Description of the task: Each record must reappear in the answer exactly as it is written.

(Dataset entries)
════════════════

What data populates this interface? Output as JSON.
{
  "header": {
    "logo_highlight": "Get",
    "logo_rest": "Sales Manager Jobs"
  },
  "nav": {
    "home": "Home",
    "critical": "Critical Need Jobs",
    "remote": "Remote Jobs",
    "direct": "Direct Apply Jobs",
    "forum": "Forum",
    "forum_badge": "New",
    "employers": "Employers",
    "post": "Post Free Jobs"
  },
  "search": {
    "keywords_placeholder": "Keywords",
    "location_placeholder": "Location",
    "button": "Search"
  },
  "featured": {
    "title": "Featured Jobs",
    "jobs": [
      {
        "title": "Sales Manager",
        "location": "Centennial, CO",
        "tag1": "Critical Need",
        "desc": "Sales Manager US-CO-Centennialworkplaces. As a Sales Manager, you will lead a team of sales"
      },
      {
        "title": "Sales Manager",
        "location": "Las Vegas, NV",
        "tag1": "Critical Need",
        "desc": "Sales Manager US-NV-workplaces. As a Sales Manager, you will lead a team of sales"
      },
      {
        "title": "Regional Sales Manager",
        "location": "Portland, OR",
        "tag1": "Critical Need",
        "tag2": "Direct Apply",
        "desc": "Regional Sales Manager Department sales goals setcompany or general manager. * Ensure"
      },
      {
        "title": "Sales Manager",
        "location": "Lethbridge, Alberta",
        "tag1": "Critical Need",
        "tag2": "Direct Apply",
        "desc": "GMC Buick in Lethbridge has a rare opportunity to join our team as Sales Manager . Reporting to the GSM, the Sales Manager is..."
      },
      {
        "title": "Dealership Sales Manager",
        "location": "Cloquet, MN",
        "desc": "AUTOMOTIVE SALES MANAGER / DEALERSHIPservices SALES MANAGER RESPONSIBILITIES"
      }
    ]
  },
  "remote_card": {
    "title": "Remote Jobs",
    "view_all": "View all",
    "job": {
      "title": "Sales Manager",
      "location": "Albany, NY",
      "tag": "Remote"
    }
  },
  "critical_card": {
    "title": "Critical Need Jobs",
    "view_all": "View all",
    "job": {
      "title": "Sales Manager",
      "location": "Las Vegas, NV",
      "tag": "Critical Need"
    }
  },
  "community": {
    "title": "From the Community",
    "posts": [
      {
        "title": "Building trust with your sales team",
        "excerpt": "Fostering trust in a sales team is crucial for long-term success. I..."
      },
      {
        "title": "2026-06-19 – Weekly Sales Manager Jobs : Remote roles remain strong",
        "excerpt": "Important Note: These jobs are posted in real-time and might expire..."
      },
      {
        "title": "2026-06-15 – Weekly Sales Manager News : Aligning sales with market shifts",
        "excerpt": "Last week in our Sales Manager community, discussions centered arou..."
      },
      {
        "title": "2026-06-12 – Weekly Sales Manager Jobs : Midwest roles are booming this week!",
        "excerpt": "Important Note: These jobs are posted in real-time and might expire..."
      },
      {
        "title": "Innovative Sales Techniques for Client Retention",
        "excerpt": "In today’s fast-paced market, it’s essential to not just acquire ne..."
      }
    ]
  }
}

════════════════

Exercise output:
What data populates this interface? Output as JSON.
{
  "header": {
    "logo_highlight": "Get",
    "logo_rest": "Sales Manager Jobs"
  },
  "nav": {
    "home": "Home",
    "critical": "Critical Need Jobs",
    "remote": "Remote Jobs",
    "direct": "Direct Apply Jobs",
    "forum": "Forum",
    "forum_badge": "New",
    "employers": "Employers",
    "post": "Post Free Jobs"
  },
  "search": {
    "keywords_placeholder": "Keywords",
    "location_placeholder": "Location",
    "button": "Search"
  },
  "featured": {
    "title": "Featured Jobs",
    "jobs": [
      {
        "title": "Sales Manager",
        "location": "Centennial, CO",
        "tag1": "Critical Need",
        "desc": "Sales Manager US-CO-Centennialworkplaces. As a Sales Manager, you will lead a team of sales"
      },
      {
        "title": "Sales Manager",
        "location": "Las Vegas, NV",
        "tag1": "Critical Need",
        "desc": "Sales Manager US-NV-workplaces. As a Sales Manager, you will lead a team of sales"
      },
      {
        "title": "Regional Sales Manager",
        "location": "Portland, OR",
        "tag1": "Critical Need",
        "tag2": "Direct Apply",
        "desc": "Regional Sales Manager Department sales goals setcompany or general manager. * Ensure"
      },
      {
        "title": "Sales Manager",
        "location": "Lethbridge, Alberta",
        "tag1": "Critical Need",
        "tag2": "Direct Apply",
        "desc": "GMC Buick in Lethbridge has a rare opportunity to join our team as Sales Manager . Reporting to the GSM, the Sales Manager is..."
      },
      {
        "title": "Dealership Sales Manager",
        "location": "Cloquet, MN",
        "desc": "AUTOMOTIVE SALES MANAGER / DEALERSHIPservices SALES MANAGER RESPONSIBILITIES"
      }
    ]
  },
  "remote_card": {
    "title": "Remote Jobs",
    "view_all": "View all",
    "job": {
      "title": "Sales Manager",
      "location": "Albany, NY",
      "tag": "Remote"
    }
  },
  "critical_card": {
    "title": "Critical Need Jobs",
    "view_all": "View all",
    "job": {
      "title": "Sales Manager",
      "location": "Las Vegas, NV",
      "tag": "Critical Need"
    }
  },
  "community": {
    "title": "From the Community",
    "posts": [
      {
        "title": "Building trust with your sales team",
        "excerpt": "Fostering trust in a sales team is crucial for long-term success. I..."
      },
      {
        "title": "2026-06-19 – Weekly Sales Manager Jobs : Remote roles remain strong",
        "excerpt": "Important Note: These jobs are posted in real-time and might expire..."
      },
      {
        "title": "2026-06-15 – Weekly Sales Manager News : Aligning sales with market shifts",
        "excerpt": "Last week in our Sales Manager community, discussions centered arou..."
      },
      {
        "title": "2026-06-12 – Weekly Sales Manager Jobs : Midwest roles are booming this week!",
        "excerpt": "Important Note: These jobs are posted in real-time and might expire..."
      },
      {
        "title": "Innovative Sales Techniques for Client Retention",
        "excerpt": "In today’s fast-paced market, it’s essential to not just acquire ne..."
      }
    ]
  }
}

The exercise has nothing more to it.